On Wednesday afternoon, a room inside of the Revive Center, the nonprofit arm of Grace and Peace Church, 1856 N. Leclaire Ave. in Austin, hummed with activity. Volunteers organized large boxes food and coordinated showers, among other duties.

Since August, the church and its nonprofit have welcomed dozens of asylum-seekers who have been bused from Republican-led states like Texas, Florida and Arizona.

According to the Chicago Sun-Times, more than 1,600 asylum-seeking migrants have been bused to Chicago from Texas alone since the first bus rolled into the city on Aug. 31. Last month, Gov. J.B. Pritzker signed a disaster proclamation to unlock resources for the asylum-seekers. He also activated approximately 75 members of the Illinois National Guard to “ensure all state resources are available to support asylum seekers.”

John Zayas, the senior pastor of Grace and Peace, said the church is doing its part to help the asylum-seekers, most of whom come from Latin American countries like Venezuela.

Last month, a group of asylum-seekers who were flown into Boston by Florida Gov. Ron DeSantis filed a federal class action lawsuit against accusing the governor of “orchestrating a ‘premeditated, fraudulent, and illegal scheme’” that misled them, according to a Politico report.

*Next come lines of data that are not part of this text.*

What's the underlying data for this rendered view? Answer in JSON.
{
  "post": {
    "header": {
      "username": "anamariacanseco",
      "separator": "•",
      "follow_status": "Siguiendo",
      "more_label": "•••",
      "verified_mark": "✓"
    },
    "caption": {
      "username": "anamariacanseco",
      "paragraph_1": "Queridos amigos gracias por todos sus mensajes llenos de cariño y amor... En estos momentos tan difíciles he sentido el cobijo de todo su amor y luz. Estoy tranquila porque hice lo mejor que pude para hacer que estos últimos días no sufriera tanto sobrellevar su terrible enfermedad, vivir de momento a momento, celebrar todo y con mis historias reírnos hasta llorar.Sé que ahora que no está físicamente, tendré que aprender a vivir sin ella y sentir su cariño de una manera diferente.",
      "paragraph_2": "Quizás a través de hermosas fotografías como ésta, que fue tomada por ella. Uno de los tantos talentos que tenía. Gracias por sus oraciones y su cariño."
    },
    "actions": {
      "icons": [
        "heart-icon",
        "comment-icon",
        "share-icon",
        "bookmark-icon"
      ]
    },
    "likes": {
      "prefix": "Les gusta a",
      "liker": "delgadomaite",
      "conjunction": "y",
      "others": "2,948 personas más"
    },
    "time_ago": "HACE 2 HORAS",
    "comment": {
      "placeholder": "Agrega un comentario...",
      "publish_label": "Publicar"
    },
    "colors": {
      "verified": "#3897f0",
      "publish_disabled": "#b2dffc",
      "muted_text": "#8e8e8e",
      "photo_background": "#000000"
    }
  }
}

“We are working tightly with the city to continue to show that Chicago is a sanctuary city that helps the most marginalized in our community and the people of Austin,” Zayas said. “We have shown love to the folks on the road to Chicago having been mistreated and mishandled and used as a pawn politically.”              

Zayas said the city has used the church’s roughly 60,000-square-foot facility as a welcoming center due to its spaciousness and resources. In addition to operating the Revive Center, the church also holds Spanish services in the facility. The church holds food drives in the facility on Tuesdays and Thursdays.

“We’ve averaged maybe two to three buses a week and what we do here is we establish a sense of humanity,” Zayas said. “We take care of them, feed them and bathe them. They receive showers here. They stay for the night and then the city takes them to other sites and begins to find housing for them.”

Zayas said the number of asylum-seekers per bus has ranged from a low of 30 to a high of around 72. The pastor said the church and nonprofit are coordinating their efforts with the city’s Office of Emergency Management and Communications.

Earlier this month, Chicago Mayor Lori Lightfoot proposed a $5 million contingency fund in the 2023 budget she and the City Council are working on. The fund would help with future costs associated with assisting the asylum-seekers.

In a statement last month, Mayor Lightfoot said that the city is working hard to provide a floor of relief for the asylum-seekers.

“We understand that many are fleeing violent, traumatic, or otherwise unstable environments,” the mayor said. “We will respond with essential services while these individuals navigate the next steps of their journey and our community partners have been working diligently to provide a safety net.”

Pastor Zayas echoed the mayor’s sentiment.

“If [states like Texas and Arizona] keeps sending them, we’re going to continue doing this work,” he said. “We’re doing exactly what the city is asking us to do. We’re serving our city.”